[Start of Attachment]
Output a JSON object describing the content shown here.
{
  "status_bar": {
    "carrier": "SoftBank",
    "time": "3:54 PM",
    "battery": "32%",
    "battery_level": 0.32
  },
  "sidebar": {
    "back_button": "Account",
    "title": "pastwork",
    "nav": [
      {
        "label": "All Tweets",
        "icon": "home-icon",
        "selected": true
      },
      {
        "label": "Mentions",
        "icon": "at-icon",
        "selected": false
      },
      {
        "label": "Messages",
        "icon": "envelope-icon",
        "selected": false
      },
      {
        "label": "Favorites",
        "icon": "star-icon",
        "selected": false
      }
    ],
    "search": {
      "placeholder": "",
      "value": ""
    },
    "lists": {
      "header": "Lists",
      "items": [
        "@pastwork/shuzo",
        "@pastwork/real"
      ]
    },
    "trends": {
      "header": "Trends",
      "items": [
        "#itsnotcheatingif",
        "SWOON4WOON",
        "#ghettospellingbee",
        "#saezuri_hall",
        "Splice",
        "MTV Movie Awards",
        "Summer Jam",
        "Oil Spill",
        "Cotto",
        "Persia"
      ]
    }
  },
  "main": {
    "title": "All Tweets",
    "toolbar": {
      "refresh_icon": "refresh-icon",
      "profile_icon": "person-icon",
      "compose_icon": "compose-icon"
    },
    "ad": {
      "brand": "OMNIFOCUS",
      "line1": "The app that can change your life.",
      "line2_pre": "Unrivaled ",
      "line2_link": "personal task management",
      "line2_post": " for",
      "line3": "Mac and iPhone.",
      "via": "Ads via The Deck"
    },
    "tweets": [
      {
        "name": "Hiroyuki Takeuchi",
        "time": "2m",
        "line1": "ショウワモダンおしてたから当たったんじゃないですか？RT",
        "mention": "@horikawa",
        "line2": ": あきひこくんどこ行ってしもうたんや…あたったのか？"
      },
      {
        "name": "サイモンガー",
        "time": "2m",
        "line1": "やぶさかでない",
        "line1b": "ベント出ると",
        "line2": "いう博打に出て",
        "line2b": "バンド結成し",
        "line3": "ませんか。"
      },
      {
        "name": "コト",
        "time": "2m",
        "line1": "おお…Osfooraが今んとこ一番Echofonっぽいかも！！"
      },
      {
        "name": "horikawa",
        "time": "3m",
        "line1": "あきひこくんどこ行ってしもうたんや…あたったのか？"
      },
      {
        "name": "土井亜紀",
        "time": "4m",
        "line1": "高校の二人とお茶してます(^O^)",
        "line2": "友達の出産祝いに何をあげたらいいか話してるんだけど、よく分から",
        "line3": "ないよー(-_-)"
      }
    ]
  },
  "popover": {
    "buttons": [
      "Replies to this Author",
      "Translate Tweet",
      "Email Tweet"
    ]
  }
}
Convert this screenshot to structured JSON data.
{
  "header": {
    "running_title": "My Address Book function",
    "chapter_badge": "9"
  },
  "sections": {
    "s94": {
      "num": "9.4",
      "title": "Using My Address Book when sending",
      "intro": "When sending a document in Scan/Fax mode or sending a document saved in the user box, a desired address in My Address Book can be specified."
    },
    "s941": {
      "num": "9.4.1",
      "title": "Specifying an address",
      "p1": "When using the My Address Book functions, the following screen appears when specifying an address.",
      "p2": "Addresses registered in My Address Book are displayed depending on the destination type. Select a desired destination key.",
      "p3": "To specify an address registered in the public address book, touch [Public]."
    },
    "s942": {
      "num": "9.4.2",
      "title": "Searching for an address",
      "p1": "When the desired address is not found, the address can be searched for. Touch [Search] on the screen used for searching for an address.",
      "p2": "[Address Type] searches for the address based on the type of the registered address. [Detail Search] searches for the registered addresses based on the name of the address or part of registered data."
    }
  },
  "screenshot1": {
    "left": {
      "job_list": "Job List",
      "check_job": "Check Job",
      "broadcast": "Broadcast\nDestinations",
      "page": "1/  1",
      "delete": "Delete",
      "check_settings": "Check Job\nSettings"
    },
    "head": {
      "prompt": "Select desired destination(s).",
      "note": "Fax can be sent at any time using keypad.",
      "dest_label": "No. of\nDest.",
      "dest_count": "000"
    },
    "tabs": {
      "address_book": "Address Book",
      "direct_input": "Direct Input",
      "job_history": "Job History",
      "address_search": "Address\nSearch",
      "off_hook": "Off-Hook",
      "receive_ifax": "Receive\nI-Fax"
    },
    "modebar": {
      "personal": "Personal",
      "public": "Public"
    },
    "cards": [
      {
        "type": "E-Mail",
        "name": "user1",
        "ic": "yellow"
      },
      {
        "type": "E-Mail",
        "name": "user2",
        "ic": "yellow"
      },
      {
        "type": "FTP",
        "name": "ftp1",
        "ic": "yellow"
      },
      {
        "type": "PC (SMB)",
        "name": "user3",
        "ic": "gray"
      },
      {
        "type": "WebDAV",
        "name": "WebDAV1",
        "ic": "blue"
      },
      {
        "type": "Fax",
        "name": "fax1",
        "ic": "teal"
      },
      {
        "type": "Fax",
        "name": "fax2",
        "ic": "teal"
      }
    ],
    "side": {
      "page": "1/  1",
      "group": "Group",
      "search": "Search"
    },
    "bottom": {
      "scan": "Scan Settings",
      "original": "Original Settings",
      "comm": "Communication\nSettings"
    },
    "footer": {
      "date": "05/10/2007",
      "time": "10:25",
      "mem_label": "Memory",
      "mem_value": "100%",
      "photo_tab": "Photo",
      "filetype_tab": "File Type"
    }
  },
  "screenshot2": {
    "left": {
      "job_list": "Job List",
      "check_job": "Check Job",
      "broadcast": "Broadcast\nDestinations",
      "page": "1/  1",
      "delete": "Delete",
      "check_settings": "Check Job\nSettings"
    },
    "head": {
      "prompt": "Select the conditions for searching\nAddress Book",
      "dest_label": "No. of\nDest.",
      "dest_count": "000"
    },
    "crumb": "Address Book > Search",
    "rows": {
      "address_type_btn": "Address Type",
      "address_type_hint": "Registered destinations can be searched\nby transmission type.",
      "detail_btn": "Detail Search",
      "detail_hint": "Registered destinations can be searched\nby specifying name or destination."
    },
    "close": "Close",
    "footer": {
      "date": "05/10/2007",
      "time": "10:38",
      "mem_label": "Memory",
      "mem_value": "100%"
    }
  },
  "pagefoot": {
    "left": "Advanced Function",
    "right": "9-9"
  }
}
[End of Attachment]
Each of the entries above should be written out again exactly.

Output a JSON object describing the content shown here.
{
  "status_bar": {
    "carrier": "SoftBank",
    "time": "3:54 PM",
    "battery": "32%",
    "battery_level": 0.32
  },
  "sidebar": {
    "back_button": "Account",
    "title": "pastwork",
    "nav": [
      {
        "label": "All Tweets",
        "icon": "home-icon",
        "selected": true
      },
      {
        "label": "Mentions",
        "icon": "at-icon",
        "selected": false
      },
      {
        "label": "Messages",
        "icon": "envelope-icon",
        "selected": false
      },
      {
        "label": "Favorites",
        "icon": "star-icon",
        "selected": false
      }
    ],
    "search": {
      "placeholder": "",
      "value": ""
    },
    "lists": {
      "header": "Lists",
      "items": [
        "@pastwork/shuzo",
        "@pastwork/real"
      ]
    },
    "trends": {
      "header": "Trends",
      "items": [
        "#itsnotcheatingif",
        "SWOON4WOON",
        "#ghettospellingbee",
        "#saezuri_hall",
        "Splice",
        "MTV Movie Awards",
        "Summer Jam",
        "Oil Spill",
        "Cotto",
        "Persia"
      ]
    }
  },
  "main": {
    "title": "All Tweets",
    "toolbar": {
      "refresh_icon": "refresh-icon",
      "profile_icon": "person-icon",
      "compose_icon": "compose-icon"
    },
    "ad": {
      "brand": "OMNIFOCUS",
      "line1": "The app that can change your life.",
      "line2_pre": "Unrivaled ",
      "line2_link": "personal task management",
      "line2_post": " for",
      "line3": "Mac and iPhone.",
      "via": "Ads via The Deck"
    },
    "tweets": [
      {
        "name": "Hiroyuki Takeuchi",
        "time": "2m",
        "line1": "ショウワモダンおしてたから当たったんじゃないですか？RT",
        "mention": "@horikawa",
        "line2": ": あきひこくんどこ行ってしもうたんや…あたったのか？"
      },
      {
        "name": "サイモンガー",
        "time": "2m",
        "line1": "やぶさかでない",
        "line1b": "ベント出ると",
        "line2": "いう博打に出て",
        "line2b": "バンド結成し",
        "line3": "ませんか。"
      },
      {
        "name": "コト",
        "time": "2m",
        "line1": "おお…Osfooraが今んとこ一番Echofonっぽいかも！！"
      },
      {
        "name": "horikawa",
        "time": "3m",
        "line1": "あきひこくんどこ行ってしもうたんや…あたったのか？"
      },
      {
        "name": "土井亜紀",
        "time": "4m",
        "line1": "高校の二人とお茶してます(^O^)",
        "line2": "友達の出産祝いに何をあげたらいいか話してるんだけど、よく分から",
        "line3": "ないよー(-_-)"
      }
    ]
  },
  "popover": {
    "buttons": [
      "Replies to this Author",
      "Translate Tweet",
      "Email Tweet"
    ]
  }
}
Convert this screenshot to structured JSON data.
{
  "header": {
    "running_title": "My Address Book function",
    "chapter_badge": "9"
  },
  "sections": {
    "s94": {
      "num": "9.4",
      "title": "Using My Address Book when sending",
      "intro": "When sending a document in Scan/Fax mode or sending a document saved in the user box, a desired address in My Address Book can be specified."
    },
    "s941": {
      "num": "9.4.1",
      "title": "Specifying an address",
      "p1": "When using the My Address Book functions, the following screen appears when specifying an address.",
      "p2": "Addresses registered in My Address Book are displayed depending on the destination type. Select a desired destination key.",
      "p3": "To specify an address registered in the public address book, touch [Public]."
    },
    "s942": {
      "num": "9.4.2",
      "title": "Searching for an address",
      "p1": "When the desired address is not found, the address can be searched for. Touch [Search] on the screen used for searching for an address.",
      "p2": "[Address Type] searches for the address based on the type of the registered address. [Detail Search] searches for the registered addresses based on the name of the address or part of registered data."
    }
  },
  "screenshot1": {
    "left": {
      "job_list": "Job List",
      "check_job": "Check Job",
      "broadcast": "Broadcast\nDestinations",
      "page": "1/  1",
      "delete": "Delete",
      "check_settings": "Check Job\nSettings"
    },
    "head": {
      "prompt": "Select desired destination(s).",
      "note": "Fax can be sent at any time using keypad.",
      "dest_label": "No. of\nDest.",
      "dest_count": "000"
    },
    "tabs": {
      "address_book": "Address Book",
      "direct_input": "Direct Input",
      "job_history": "Job History",
      "address_search": "Address\nSearch",
      "off_hook": "Off-Hook",
      "receive_ifax": "Receive\nI-Fax"
    },
    "modebar": {
      "personal": "Personal",
      "public": "Public"
    },
    "cards": [
      {
        "type": "E-Mail",
        "name": "user1",
        "ic": "yellow"
      },
      {
        "type": "E-Mail",
        "name": "user2",
        "ic": "yellow"
      },
      {
        "type": "FTP",
        "name": "ftp1",
        "ic": "yellow"
      },
      {
        "type": "PC (SMB)",
        "name": "user3",
        "ic": "gray"
      },
      {
        "type": "WebDAV",
        "name": "WebDAV1",
        "ic": "blue"
      },
      {
        "type": "Fax",
        "name": "fax1",
        "ic": "teal"
      },
      {
        "type": "Fax",
        "name": "fax2",
        "ic": "teal"
      }
    ],
    "side": {
      "page": "1/  1",
      "group": "Group",
      "search": "Search"
    },
    "bottom": {
      "scan": "Scan Settings",
      "original": "Original Settings",
      "comm": "Communication\nSettings"
    },
    "footer": {
      "date": "05/10/2007",
      "time": "10:25",
      "mem_label": "Memory",
      "mem_value": "100%",
      "photo_tab": "Photo",
      "filetype_tab": "File Type"
    }
  },
  "screenshot2": {
    "left": {
      "job_list": "Job List",
      "check_job": "Check Job",
      "broadcast": "Broadcast\nDestinations",
      "page": "1/  1",
      "delete": "Delete",
      "check_settings": "Check Job\nSettings"
    },
    "head": {
      "prompt": "Select the conditions for searching\nAddress Book",
      "dest_label": "No. of\nDest.",
      "dest_count": "000"
    },
    "crumb": "Address Book > Search",
    "rows": {
      "address_type_btn": "Address Type",
      "address_type_hint": "Registered destinations can be searched\nby transmission type.",
      "detail_btn": "Detail Search",
      "detail_hint": "Registered destinations can be searched\nby specifying name or destination."
    },
    "close": "Close",
    "footer": {
      "date": "05/10/2007",
      "time": "10:38",
      "mem_label": "Memory",
      "mem_value": "100%"
    }
  },
  "pagefoot": {
    "left": "Advanced Function",
    "right": "9-9"
  }
}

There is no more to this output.